That likely means a running back committee rather than a one-man band. They signed Devonta Freeman this week and plan to use him along with Dion Lewis and Wayne Gallman. In some ways, that division of labor is more in line with the philosophies Joe Judge brought here from New England.
"Within every specific game plan we’re going to always look to use all of the players we have at the game and make sure we have enough combinations to go ahead and create advantages for ourselves," Judge said.
It certainly means, too, that Daniel Jones will have to become even more of the focal point of the offense . . . even if no one wants to actually say so.
"We have a lot of guys who can make plays," Jones said. "It’s about everyone doing what they have to do to execute as an offense. That’s the way we are going to be most effective . . . It’s not one guy or two guys, it’s the group stepping up and I’m confident we’ll be able to do that."
The initial test of this rejiggered team comes, coincidentally, against an opponent that has suffered its share of identity-shifting and spirit-draining injuries so far this season as well. The Niners will be without their two of their top pass rushers, both of their top running backs, and their starting quarterback for this game. If all of the sidelined talent from both squads in this game came together to form one team, it might be a Super Bowl contender itself.
Of course, that’s what the 49ers were coming into this season. The Giants? Far less so. They are a team still looking for their first win of the season, just as they almost always seem to be doing in Week 3. This is the fourth year in a row the Giants are starting 0-2. There are established veterans on the roster – Dalvin Tomlinson, Evan Engram among them – who have never not been 0-2 in their careers.
But there are also new players who have rarely been there.
"I don’t know if I’ve been 0-2 before, but I was 2-4 last year and was in the AFC Championship [with the Titans]," Ryan said. "If you have a strong locker room, if you have strong leaders, if you have guys that love to play ball and love to practice hard, you can dig yourself out of some holes here. Being 0-2 is horrible, but I think we’re a game out of the division here. It’s not like our division is world-beaters at the moment. We’re a game out from being a division leader. It’s football. You have to keep playing the games.
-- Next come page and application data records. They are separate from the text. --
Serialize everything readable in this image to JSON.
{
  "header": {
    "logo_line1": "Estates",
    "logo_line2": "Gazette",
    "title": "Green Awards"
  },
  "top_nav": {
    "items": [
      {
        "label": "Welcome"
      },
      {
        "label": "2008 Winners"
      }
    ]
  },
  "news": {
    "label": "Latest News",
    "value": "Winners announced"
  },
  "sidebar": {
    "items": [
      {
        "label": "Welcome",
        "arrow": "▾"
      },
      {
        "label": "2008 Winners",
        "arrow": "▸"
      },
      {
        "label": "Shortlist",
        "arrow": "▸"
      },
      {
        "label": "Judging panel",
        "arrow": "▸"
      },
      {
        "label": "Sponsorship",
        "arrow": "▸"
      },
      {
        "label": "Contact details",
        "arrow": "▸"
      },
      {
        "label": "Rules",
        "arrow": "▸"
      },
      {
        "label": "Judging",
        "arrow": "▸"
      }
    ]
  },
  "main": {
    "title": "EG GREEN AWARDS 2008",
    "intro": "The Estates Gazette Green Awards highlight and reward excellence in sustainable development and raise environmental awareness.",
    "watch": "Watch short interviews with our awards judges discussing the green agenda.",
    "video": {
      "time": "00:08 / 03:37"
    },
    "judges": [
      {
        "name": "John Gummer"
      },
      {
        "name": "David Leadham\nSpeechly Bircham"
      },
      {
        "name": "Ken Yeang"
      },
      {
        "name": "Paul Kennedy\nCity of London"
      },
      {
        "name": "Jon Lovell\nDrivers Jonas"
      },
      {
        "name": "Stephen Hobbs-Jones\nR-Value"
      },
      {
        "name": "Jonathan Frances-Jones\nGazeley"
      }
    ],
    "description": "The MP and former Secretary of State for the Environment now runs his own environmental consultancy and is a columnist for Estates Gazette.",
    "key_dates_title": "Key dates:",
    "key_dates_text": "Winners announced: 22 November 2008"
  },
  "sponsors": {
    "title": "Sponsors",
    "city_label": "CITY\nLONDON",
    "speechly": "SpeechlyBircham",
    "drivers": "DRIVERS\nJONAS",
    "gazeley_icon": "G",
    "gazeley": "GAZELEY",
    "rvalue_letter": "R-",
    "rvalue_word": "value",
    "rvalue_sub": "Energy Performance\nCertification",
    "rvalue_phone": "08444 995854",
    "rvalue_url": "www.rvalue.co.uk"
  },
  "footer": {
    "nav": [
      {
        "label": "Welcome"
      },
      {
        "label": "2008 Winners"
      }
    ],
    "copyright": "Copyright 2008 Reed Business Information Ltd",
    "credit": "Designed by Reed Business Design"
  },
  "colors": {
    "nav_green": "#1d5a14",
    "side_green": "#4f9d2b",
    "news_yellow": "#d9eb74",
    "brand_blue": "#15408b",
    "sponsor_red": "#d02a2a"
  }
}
You have to get over the tough losses."
In the NFL, whether you are talking about games or injuries, those tough losses are inevitable.
It’s how a team responds to both that separates the good ones from the bad.